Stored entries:
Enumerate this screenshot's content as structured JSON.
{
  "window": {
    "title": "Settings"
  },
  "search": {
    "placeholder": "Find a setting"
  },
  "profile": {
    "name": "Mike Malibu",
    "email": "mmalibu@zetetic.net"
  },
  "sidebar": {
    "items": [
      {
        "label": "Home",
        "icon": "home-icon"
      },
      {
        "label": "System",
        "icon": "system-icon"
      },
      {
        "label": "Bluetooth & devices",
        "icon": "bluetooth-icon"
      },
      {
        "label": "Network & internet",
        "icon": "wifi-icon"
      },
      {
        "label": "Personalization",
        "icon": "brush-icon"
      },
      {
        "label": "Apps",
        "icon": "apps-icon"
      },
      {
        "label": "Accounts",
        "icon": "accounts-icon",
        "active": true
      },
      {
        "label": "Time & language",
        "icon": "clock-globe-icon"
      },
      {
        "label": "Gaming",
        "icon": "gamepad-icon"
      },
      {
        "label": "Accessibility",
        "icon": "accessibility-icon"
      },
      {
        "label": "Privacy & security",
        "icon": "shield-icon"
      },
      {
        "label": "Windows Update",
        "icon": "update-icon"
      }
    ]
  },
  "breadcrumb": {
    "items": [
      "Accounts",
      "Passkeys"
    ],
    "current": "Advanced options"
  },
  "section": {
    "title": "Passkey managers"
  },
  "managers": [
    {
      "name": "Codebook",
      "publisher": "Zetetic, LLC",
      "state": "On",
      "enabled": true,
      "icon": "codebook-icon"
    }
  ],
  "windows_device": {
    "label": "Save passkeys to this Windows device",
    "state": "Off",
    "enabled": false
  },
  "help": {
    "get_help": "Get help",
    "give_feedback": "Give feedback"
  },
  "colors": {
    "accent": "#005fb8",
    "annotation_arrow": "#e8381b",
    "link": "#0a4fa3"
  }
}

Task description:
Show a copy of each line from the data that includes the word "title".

Response to this exercise:
    "title": "Settings"
    "title": "Passkey managers"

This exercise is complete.